App and web page records
____________________

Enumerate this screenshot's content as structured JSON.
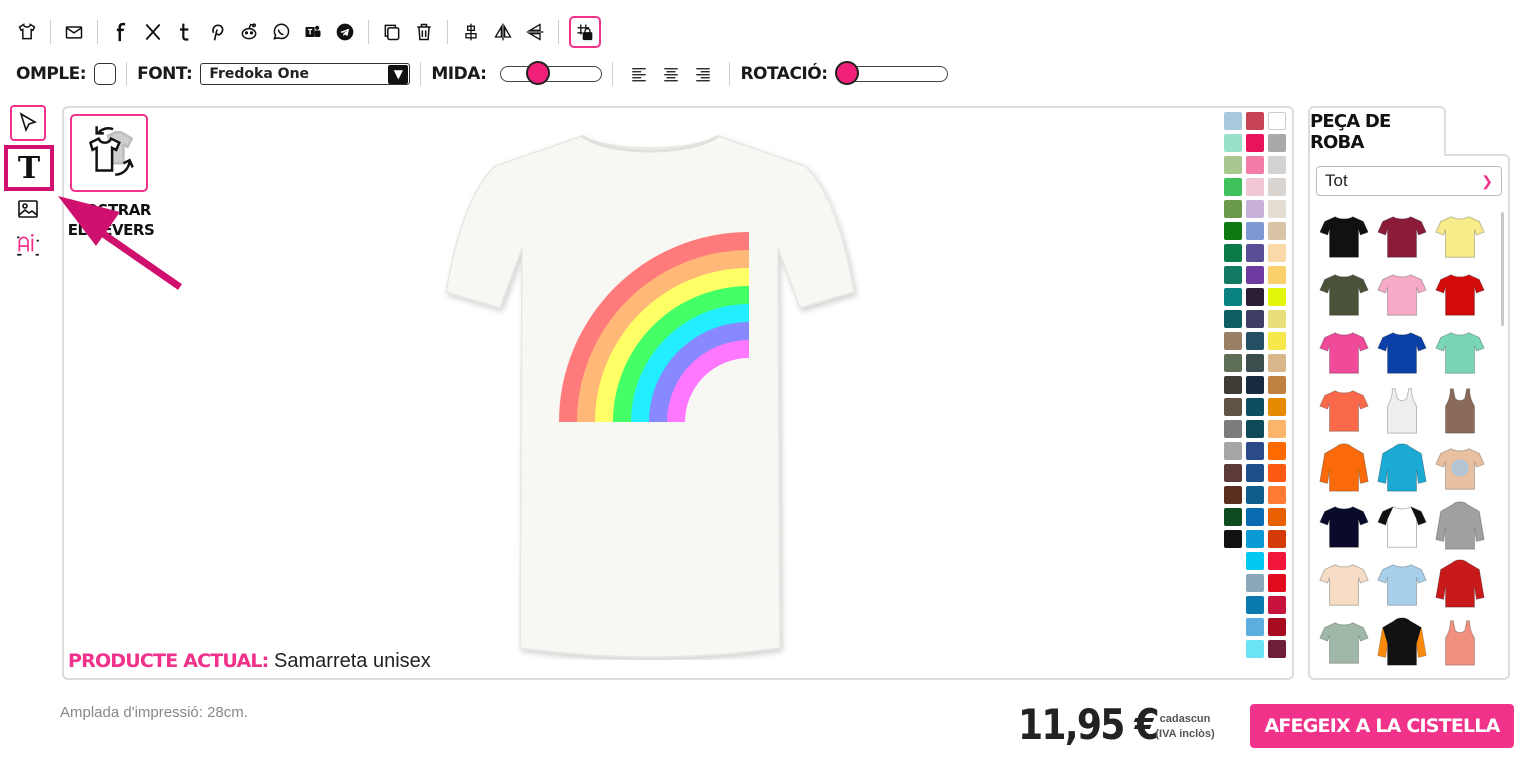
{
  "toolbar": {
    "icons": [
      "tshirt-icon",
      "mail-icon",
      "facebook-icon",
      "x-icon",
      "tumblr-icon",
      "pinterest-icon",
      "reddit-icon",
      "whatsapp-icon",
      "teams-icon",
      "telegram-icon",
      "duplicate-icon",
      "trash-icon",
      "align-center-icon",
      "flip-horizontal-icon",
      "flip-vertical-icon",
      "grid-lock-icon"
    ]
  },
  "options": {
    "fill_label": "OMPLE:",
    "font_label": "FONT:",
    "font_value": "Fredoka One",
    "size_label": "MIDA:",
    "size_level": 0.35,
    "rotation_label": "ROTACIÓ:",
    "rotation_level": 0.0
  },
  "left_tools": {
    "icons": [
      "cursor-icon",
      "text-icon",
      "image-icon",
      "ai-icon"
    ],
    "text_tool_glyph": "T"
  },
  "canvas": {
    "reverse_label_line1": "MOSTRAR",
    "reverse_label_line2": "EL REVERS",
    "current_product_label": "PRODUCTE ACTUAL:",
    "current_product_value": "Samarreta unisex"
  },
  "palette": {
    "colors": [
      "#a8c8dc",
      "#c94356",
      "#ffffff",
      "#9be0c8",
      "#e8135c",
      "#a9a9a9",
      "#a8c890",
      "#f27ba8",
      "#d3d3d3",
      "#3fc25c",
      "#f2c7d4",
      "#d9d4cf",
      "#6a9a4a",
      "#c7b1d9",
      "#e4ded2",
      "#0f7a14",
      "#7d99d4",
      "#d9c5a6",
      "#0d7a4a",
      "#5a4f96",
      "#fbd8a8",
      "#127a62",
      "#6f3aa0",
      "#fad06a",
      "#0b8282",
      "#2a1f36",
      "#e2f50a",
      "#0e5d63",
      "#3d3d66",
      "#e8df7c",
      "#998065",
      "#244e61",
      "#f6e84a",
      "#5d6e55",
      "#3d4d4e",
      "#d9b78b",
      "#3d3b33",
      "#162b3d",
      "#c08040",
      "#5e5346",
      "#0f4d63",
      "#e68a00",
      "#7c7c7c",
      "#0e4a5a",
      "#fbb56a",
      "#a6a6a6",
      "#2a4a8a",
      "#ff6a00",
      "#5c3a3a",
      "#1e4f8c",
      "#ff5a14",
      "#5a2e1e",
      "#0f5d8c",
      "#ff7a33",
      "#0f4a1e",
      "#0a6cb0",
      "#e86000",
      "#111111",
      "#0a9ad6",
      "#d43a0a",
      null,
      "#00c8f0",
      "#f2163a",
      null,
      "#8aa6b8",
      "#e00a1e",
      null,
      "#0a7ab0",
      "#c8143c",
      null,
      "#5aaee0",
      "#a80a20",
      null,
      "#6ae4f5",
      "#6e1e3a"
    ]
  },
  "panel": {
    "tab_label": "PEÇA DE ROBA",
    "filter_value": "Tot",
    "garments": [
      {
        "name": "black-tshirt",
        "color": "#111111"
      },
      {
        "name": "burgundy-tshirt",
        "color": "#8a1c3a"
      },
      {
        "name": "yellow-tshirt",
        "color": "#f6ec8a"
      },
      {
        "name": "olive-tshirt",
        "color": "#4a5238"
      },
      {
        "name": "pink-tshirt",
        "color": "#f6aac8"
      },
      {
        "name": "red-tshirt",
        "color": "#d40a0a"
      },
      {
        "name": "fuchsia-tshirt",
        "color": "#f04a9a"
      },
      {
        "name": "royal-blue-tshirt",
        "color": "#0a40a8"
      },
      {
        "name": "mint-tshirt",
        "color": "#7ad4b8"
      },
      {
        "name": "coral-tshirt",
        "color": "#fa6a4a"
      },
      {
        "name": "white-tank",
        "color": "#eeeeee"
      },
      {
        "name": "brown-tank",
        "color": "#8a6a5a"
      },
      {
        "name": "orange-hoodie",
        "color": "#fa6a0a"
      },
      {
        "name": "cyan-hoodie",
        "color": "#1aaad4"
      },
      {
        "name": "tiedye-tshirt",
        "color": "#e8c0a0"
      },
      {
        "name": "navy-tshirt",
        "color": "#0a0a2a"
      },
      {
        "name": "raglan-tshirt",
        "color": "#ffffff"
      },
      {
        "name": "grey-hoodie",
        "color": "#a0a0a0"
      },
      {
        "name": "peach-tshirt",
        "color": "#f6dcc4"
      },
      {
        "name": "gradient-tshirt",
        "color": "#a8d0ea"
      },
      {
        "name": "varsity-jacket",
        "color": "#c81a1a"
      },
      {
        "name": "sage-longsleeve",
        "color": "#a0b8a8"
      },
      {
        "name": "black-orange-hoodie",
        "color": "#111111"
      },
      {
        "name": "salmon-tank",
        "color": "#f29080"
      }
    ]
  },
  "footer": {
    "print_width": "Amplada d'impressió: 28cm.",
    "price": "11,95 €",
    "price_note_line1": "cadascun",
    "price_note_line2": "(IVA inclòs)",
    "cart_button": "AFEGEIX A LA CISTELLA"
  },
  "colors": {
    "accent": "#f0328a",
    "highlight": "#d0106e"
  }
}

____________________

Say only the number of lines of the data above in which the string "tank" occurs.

3